the pure states of a system are described by the unit vectors in the corresponding Hilbert space (up to a global phase);

the reversible processes on a system are described by the unitary operators on the corresponding Hilbert space (up to a global phase);

the measurements on a system are described by resolutions of the identity in terms of positive operators

the mixed states of a system are described by density matrices on the corresponding Hilbert space;

the probabilities of outcomes in a measurement are given by the Born rule

the Hilbert space associated to a composite system is the tensor product of the Hilbert spaces associated to the components;

random processes are described by completely positive trace-preserving maps.

Although the derivation of [

We now illustrate two important messages of the Purity and Reversibility Principle. The first message is that irreversibility can be always modelled as loss of control over an environment. In other words, the principle states a law of

The second important message of the Purity and Reversibility Principle is that we can simulate every physical process using a

Purity and Reversibility can be expressed in an elegant way as

Remarkably, the compatibility of the ignorance about a part with the maximal knowledge about the whole is also the key idea in a recent proposal for the foundations of statistical mechanics [

Before concluding, some remarks are in order. First of all, it is important to stress that the principles in [

The difference between the information-theoretic syntax and physical semantics can be well exemplified by discussing how much of the Schrödinger equation can be reconstructed in the information-theoretic approach. As we already mentioned, from our principles we can derive that the reversible transformations of a system are described by unitary operators on the corresponding Hilbert space. As a consequence, a reversible time-evolution in continuous time will be described by a family of unitary transformations

It is important to note that also the very scope of the information-theoretic derivations focuses on the syntax, rather than on the semantics: Questions like “What is an observer?” or “What is a measurement?” are not addressed by the principles. Neither [

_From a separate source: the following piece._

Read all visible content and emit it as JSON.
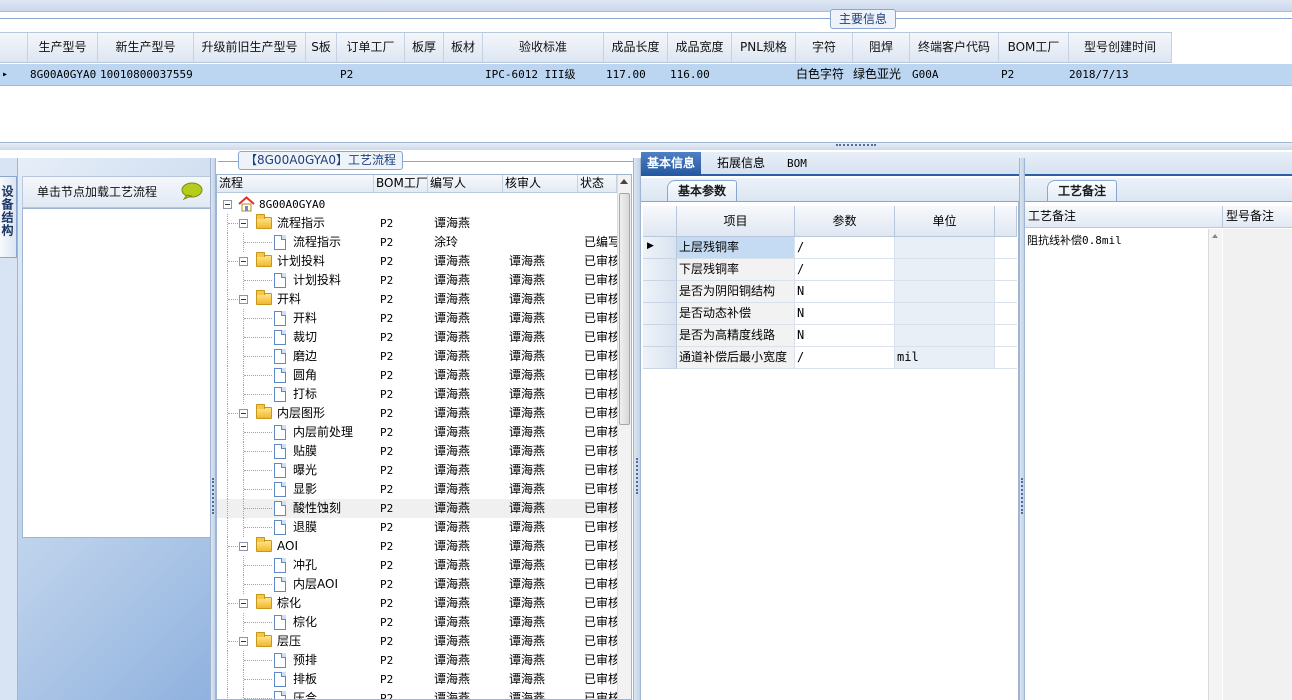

In conclusion, building on the results of [

Now that our portrait of Quantum Theory has been completed, a natural avenue of future research consists in exploring the alternative theories that are allowed if we relax some of the principles. Given the structure of our work, which highlights Purity and Reversibility as “the characteristic trait” of Quantum Theory, it becomes interesting to study theories in which one weakens some of the first five (standard) principles while keeping Purity and Reversibility. All these alternative theories could be rightfully called “quantum”, for they share with the standard Quantum Theory its distinctive feature. One natural weakening of the principles would be to relax Local Tomography, thus allowing Quantum Theory on real Hilbert spaces, an interesting toy theory which exhibits quite peculiar information-theoretic features [

GC acknowledges support from the National Basic Research Program of China (973) 2011CBA00300 (2011CBA00301) and from Perimeter Institute for Theoretical Physics in the initial stage of this work. Research at QUIT has been supported by the EC through the project COQUIT. Research at Perimeter Institute for Theoretical Physics is supported in part by the Government of Canada through NSERC and by the Province of Ontario through MRI. We acknowledge the three anonymous referees of this paper for valuable comments that have been useful in improving the original manuscript.